If you add more elements to the app, you can find the custom properties for those elements in the element API doc. (For example, in the example above, --app-primary-color is used to set the <paper-button> ink color, as documented in the <paper-button> API docs.

For more on custom properties and mixins, see the Polymer docs. Polymer provides a shim for custom properties, but there are a number of limitations to the shim, especially around dynamic changes to property values. If you want to do anything fancy with custom properties, read up on the shim limitations and the custom style API.

To provide a better experience in offline and spotty network situations, Shop uses service worker to provide offline caching for its "app shell"—that is, the app's UI and business logic. A service worker is a script associated with a specific web site that acts as a client-side proxy for network requests. The service worker can intercept network requests and access the browser's cache.

The first time someone opens the site, the browser installs the site's service worker, and the service worker ensures that the site's app shell is cached for offline use. On subsequent visits, the service worker can load the app shell directly from the cache. If the user is completely offline, the service worker can still load the app shell, and display cached data or an offline message, as appropriate.

Shop uses the sw-precache library for offline support. This library takes a list of files to cache and generates a service worker at build time, so you don't need to write your own service worker code. Just create a list of the essential resources and add the precache script to your build process.

The app layout elements provide a responsive layout for the Shop. The elements are modular building blocks designed to be composed together to create different layouts. The main UI component across the app is an <app-header> that contains the title and main navigation controls. The <app-header> holds <app-toolbars>, which are horizontal containers for controls. One toolbar contains the title and buttons.
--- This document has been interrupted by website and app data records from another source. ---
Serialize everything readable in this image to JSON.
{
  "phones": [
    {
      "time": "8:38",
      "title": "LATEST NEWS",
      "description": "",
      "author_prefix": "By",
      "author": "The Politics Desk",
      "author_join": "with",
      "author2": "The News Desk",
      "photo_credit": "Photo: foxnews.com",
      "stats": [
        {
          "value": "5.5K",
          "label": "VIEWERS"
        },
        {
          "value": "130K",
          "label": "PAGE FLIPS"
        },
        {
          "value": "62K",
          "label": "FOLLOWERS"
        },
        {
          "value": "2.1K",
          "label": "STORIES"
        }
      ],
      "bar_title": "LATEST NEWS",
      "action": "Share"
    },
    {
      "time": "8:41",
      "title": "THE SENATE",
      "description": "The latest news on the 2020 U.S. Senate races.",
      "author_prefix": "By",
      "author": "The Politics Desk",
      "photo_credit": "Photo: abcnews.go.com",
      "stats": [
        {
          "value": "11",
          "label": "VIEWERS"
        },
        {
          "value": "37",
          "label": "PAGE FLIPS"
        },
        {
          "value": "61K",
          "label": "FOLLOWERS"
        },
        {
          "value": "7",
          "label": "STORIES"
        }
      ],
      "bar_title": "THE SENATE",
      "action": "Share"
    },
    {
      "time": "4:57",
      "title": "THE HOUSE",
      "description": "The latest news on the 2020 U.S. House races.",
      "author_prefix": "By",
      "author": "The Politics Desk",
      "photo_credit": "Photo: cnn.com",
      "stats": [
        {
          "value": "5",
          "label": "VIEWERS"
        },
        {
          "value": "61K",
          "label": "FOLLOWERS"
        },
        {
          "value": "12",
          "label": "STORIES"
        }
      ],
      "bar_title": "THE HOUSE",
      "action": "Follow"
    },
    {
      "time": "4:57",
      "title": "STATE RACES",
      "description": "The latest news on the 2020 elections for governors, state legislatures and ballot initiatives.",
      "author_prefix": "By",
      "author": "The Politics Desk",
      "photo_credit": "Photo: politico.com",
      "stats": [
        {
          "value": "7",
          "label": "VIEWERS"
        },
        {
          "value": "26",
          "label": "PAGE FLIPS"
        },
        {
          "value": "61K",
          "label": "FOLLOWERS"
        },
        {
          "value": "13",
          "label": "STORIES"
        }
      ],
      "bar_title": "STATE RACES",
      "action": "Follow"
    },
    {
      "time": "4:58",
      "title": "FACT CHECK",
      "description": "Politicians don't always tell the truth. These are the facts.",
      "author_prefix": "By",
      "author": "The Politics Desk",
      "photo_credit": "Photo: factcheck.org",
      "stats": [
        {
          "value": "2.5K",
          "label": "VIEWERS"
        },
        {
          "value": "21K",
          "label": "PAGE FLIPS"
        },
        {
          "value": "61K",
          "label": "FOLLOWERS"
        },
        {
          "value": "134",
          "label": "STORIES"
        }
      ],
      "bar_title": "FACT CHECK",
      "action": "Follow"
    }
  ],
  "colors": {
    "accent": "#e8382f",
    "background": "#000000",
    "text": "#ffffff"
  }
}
On desktop, the browse view uses a second toolbar, with a set of navigation tabs. As you scroll down the page, the header condenses and scrolls away. Scrolling up the page at any point reveals the tabs.

screenshot of the expanded toolbar
screenshot of the condensed toolbar

The tabs don't work as well on mobile devices, so Shop uses an <app-drawer> element as a navigation drawer, with a vertical menu.

screenshot of the drawer closed on mobile
screenshot of the drawer open on mobile

The app layout element set also includes simple container elements for positioning headers and drawers: the <app-header-layout> and <app-drawer-layout> elements.

If you want to look at the Shop app in more detail, you can find the full source on GitHub: